Conversation at dinner that night revolved around James’s and my fascination of flying which truly is a never ending subject.

Friday was soon upon us, and that marked our final climbing day. The day before, I had decided to stay an extra night to avoid a 48h journey back home, which involved waiting back at Buchanan bus station for an hour, then sleeping over night at Glasgow airport, then waiting for my flight at 7pm the next night.

Fridays climb back again with Zac would oddly be our first Munro of the week, Stob Dearg, also known as The Beuckle, which was lower than previous climbs, but had the necessary prominence to count as a Munro.


The climb was relatively straight forward, up a gully to the col, then across to the summit. However today we focussed on moving without the aid of a guide, and making our own decisions. The snow conditions were still good, with the widespread frost making for good climbing, and the lowest avalanche risk of the week.

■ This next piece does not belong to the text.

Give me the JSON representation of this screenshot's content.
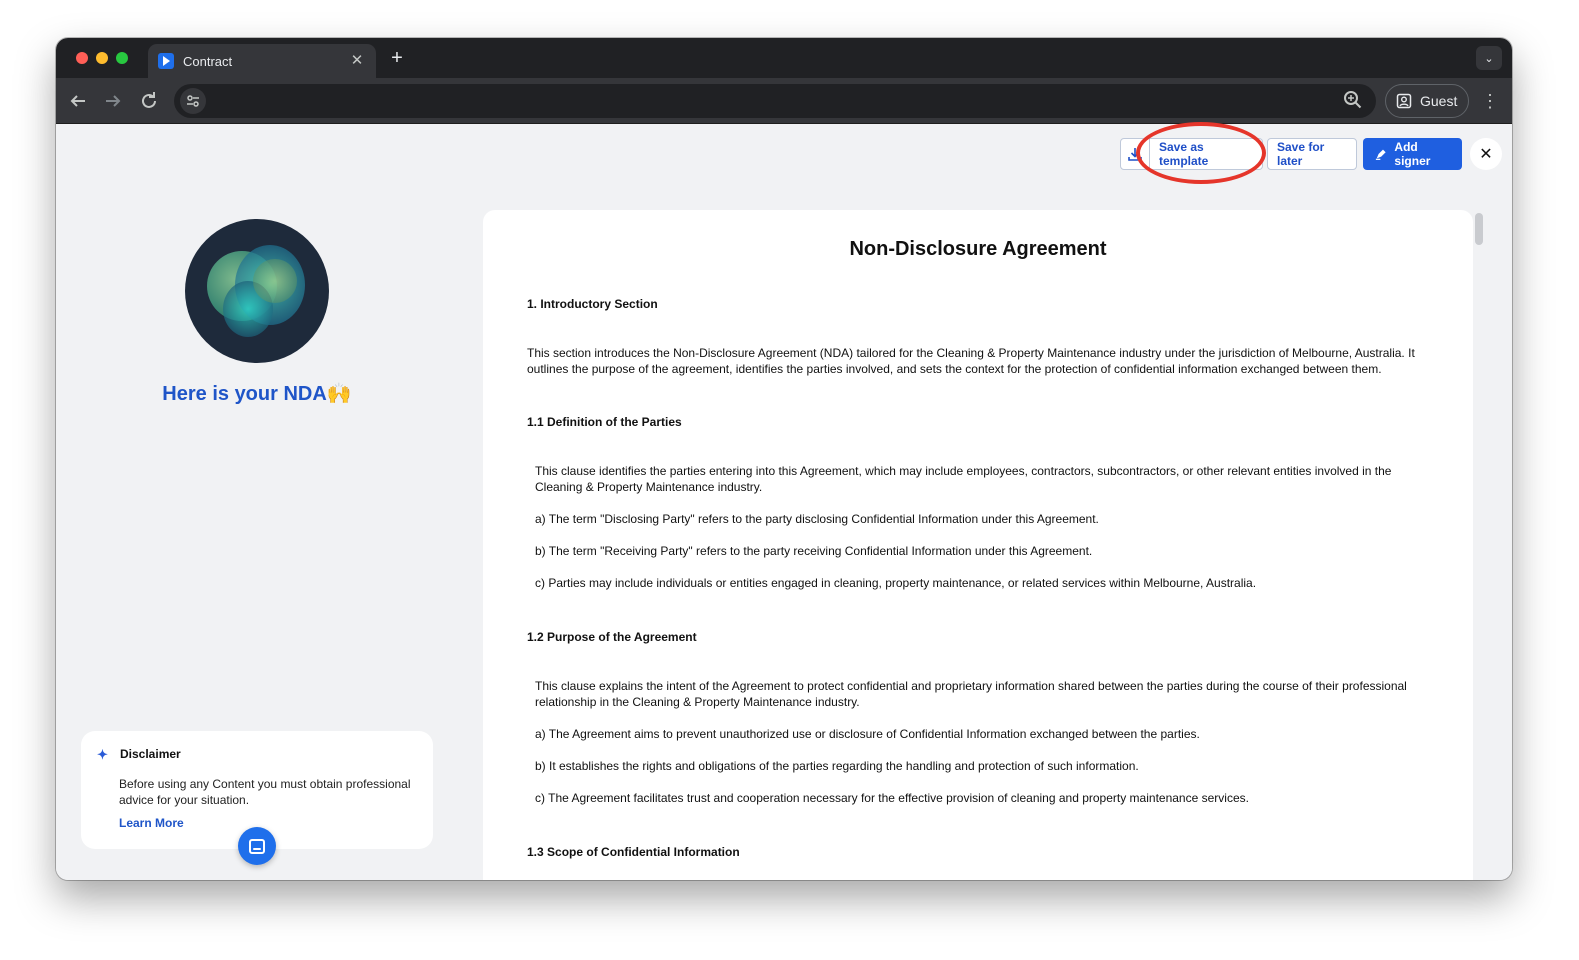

In an effort to show how to look the part, Zac demonstrated the art of coiling the rope, as true guides look. I noticed if you combine this look with a few hexes on the rack, you can both look and sound like a guide.

After summiting, we then raced around to Stob na Doire at 1011m, although still not a Munro. After racing back to the col, we abbed down the gully, and after watching two people foolishly try to climb a buttress without ice axe and crampons, subsequently dislodging a melon sized rock, we de-geared and made our way back.

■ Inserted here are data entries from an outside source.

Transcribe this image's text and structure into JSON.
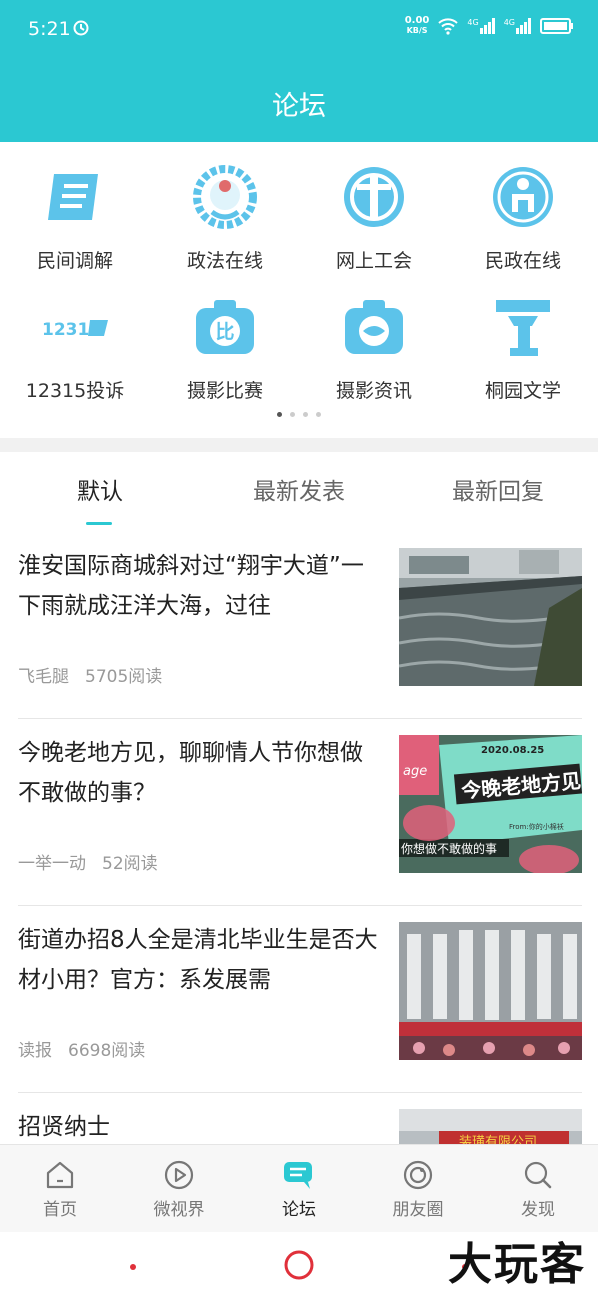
{
  "status": {
    "time": "5:21",
    "net_speed": "0.00",
    "net_unit": "KB/S",
    "signal1": "4G",
    "signal2": "4G"
  },
  "header": {
    "title": "论坛"
  },
  "shortcuts": [
    {
      "label": "民间调解",
      "icon": "scroll-icon"
    },
    {
      "label": "政法在线",
      "icon": "emblem-icon"
    },
    {
      "label": "网上工会",
      "icon": "union-icon"
    },
    {
      "label": "民政在线",
      "icon": "civil-affairs-icon"
    },
    {
      "label": "12315投诉",
      "icon": "complaint-12315-icon"
    },
    {
      "label": "摄影比赛",
      "icon": "camera-contest-icon"
    },
    {
      "label": "摄影资讯",
      "icon": "camera-news-icon"
    },
    {
      "label": "桐园文学",
      "icon": "literature-icon"
    }
  ],
  "pager": {
    "pages": 4,
    "current": 1
  },
  "tabs": {
    "default": "默认",
    "latest_post": "最新发表",
    "latest_reply": "最新回复"
  },
  "posts": [
    {
      "title": "淮安国际商城斜对过“翔宇大道”一下雨就成汪洋大海，过往",
      "author": "飞毛腿",
      "reads": "5705阅读"
    },
    {
      "title": "今晚老地方见，聊聊情人节你想做不敢做的事？",
      "author": "一举一动",
      "reads": "52阅读",
      "thumb_text": {
        "date": "2020.08.25",
        "headline": "今晚老地方见",
        "sub": "你想做不敢做的事",
        "from": "From:你的小棉袄",
        "tag": "age"
      }
    },
    {
      "title": "街道办招8人全是清北毕业生是否大材小用？官方：系发展需",
      "author": "读报",
      "reads": "6698阅读"
    },
    {
      "title": "招贤纳士",
      "thumb_text": {
        "sign": "装璜有限公司"
      }
    }
  ],
  "bottom_nav": {
    "home": "首页",
    "video": "微视界",
    "forum": "论坛",
    "moments": "朋友圈",
    "discover": "发现"
  },
  "watermark": "大玩客",
  "colors": {
    "accent": "#2bc8d2",
    "icon_blue": "#5cc3ea"
  }
}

That night was taken up with chatting to Zac about his invaluable advice for my next 2 trips in preparation for Everest, sharing all the photos from the week, and eventually talking to James about flying.

The next day, after finally saying goodbye to everyone, I was left in the hotel by myself waiting for the coach to Glasgow. The place was deserted, but it was the first time I had seen the place in the light, giving me a chance to see the beauty of the surroundings. The coach trip was the same, giving me chance to see and reflect on all the climbs we had done around Glencoe.


Arriving at Glasgow airport, the place was surreal, there was no one to be seen; the whole of Glasgow International Airport was empty! I counted the flights on the board, there were 7 flights for the whole night shown on a 3 screen board that had the capacity for 60 flights!

As James had predicted the flight was short and smooth; my car journey however was 6 times as long as the flight it’s self.

My first Scottish winter was over.

I could not possibly detail everything that happened. Even though I have almost written more than my dissertation, and even though it was a short 5 day course, so much truly happened. I experienced some of the best days on the mountains in this time, and really found the magic of Scottish winter climbing. Climbing over the week with 3 great people, I had the best week I could have asked for.
Special thanks goes to Zac, Mark and Adventure Peaks, who I will be joining in July 2011 to climb in the Tien Shan. I would recommend them wholeheartedly. You can find out more here:

Zac Poulton –

Adventure peaks –